The stability of Libya, a crucial issue

The stability of Libya a crucial issue

After twelve years of chaos, Libya – 7 million souls – needs stability. In 2011, the overthrow of Muammar Gaddafi led to a civil war between the west (Tripoli) and the east (Benghazi), favored the emergence of jihadism in the Sahel, encouraged human trafficking towards Europe .

Storm Daniel (at least 11,500 dead in Derna, in the east of the country) arrives at the worst time in this country divided in two for more than a decade: to the east, in Cyrenaica, Marshal Haftar’s camp , supported by France but also Egypt, Russia, Saudi Arabia, controls most of the oil fields and the “parliament”; to the west, in Tripolitania, the “government” of Abdel Hamid Dbeibah has no oil, but controls the oil export terminals.

Driven by a common interest – sharing oil revenue – the two parties recently agreed on the governance of the Central Bank and that of the National Oil Corporation. Undeniable progress. On the political front, however, nothing is moving forward. The presidential election has been postponed to 2021 and 2022 and the electoral horizon remains blocked. Passing through Paris, Siddiq Haftar, eldest son and possible successor to Marshal Haftar, is already talking aloud about the prospect of the presidential election. “France has already proven itself as an observer and guarantor of democratic elections; it could play this role,” he anticipates a little quickly. We’re not there yet.

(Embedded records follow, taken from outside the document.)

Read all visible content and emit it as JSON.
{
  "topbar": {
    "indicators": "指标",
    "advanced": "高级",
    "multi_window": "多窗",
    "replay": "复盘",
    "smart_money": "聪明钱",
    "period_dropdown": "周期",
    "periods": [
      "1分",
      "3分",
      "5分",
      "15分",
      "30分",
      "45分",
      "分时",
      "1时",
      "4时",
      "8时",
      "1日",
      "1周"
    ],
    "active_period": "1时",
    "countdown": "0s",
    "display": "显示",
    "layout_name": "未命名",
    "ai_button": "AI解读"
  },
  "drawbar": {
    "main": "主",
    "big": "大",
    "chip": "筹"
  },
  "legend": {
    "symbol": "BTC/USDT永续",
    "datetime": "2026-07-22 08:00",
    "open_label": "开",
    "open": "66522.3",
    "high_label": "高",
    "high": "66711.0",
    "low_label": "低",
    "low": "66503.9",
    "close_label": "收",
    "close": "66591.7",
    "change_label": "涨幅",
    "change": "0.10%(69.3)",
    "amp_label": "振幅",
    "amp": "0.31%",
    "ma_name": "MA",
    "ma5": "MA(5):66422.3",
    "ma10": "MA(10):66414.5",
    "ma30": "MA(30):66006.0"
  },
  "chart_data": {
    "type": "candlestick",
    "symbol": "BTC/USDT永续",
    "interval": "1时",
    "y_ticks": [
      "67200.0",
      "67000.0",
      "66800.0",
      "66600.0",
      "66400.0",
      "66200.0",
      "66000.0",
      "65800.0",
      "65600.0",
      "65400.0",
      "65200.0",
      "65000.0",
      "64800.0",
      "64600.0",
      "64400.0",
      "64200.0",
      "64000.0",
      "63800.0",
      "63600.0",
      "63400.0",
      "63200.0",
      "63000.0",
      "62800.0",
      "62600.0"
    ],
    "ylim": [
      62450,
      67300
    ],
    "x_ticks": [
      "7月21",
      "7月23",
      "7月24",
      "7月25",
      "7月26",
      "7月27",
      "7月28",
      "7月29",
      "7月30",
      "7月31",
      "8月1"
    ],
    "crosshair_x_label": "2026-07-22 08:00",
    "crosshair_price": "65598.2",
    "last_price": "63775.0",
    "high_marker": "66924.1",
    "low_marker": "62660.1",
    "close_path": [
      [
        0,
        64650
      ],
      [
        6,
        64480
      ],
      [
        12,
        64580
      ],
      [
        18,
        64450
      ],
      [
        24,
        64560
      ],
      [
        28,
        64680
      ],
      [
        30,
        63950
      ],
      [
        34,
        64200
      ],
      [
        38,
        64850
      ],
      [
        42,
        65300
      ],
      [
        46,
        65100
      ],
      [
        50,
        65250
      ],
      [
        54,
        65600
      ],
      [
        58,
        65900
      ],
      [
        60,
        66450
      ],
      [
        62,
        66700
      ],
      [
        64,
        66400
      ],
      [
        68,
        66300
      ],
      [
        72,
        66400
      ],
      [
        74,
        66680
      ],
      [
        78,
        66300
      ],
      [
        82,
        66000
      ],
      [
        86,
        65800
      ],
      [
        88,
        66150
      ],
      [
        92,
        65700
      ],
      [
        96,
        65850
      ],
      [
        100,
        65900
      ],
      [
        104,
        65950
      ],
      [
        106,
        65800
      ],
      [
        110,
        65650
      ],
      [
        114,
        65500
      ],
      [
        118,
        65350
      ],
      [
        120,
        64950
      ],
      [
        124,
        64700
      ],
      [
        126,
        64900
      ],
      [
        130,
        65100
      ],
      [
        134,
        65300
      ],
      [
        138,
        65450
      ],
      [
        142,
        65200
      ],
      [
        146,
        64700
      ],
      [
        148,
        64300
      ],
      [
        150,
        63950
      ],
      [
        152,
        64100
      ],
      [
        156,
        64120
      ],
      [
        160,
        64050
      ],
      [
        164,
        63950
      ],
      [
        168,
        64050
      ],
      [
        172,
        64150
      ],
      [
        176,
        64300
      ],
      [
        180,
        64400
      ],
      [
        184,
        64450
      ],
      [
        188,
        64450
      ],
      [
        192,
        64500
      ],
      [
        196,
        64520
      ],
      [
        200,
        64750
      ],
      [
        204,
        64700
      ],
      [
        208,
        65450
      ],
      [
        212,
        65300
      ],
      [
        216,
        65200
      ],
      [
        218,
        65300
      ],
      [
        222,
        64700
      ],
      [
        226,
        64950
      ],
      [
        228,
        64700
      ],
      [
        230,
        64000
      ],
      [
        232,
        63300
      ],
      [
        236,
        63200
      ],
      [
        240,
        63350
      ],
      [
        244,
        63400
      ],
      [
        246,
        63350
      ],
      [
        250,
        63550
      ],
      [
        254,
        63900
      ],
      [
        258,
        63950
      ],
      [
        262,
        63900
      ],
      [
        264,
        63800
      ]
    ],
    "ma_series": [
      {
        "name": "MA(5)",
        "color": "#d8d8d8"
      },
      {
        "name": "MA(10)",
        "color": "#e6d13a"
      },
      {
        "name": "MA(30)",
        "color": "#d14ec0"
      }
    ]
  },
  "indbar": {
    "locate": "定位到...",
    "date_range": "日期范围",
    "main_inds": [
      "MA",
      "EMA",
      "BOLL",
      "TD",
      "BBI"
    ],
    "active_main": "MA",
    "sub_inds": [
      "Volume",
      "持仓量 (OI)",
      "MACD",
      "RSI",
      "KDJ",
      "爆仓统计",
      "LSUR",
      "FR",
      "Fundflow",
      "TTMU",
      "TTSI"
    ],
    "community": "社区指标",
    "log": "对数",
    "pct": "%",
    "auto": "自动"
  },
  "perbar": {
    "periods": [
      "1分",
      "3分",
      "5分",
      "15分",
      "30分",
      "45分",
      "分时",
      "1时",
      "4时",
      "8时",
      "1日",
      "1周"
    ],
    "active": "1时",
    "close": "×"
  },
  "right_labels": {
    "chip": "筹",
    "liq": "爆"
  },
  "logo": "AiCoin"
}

And the Derna tragedy further delays stabilization. An observer notes: “We have just lost another six months.” At the very least…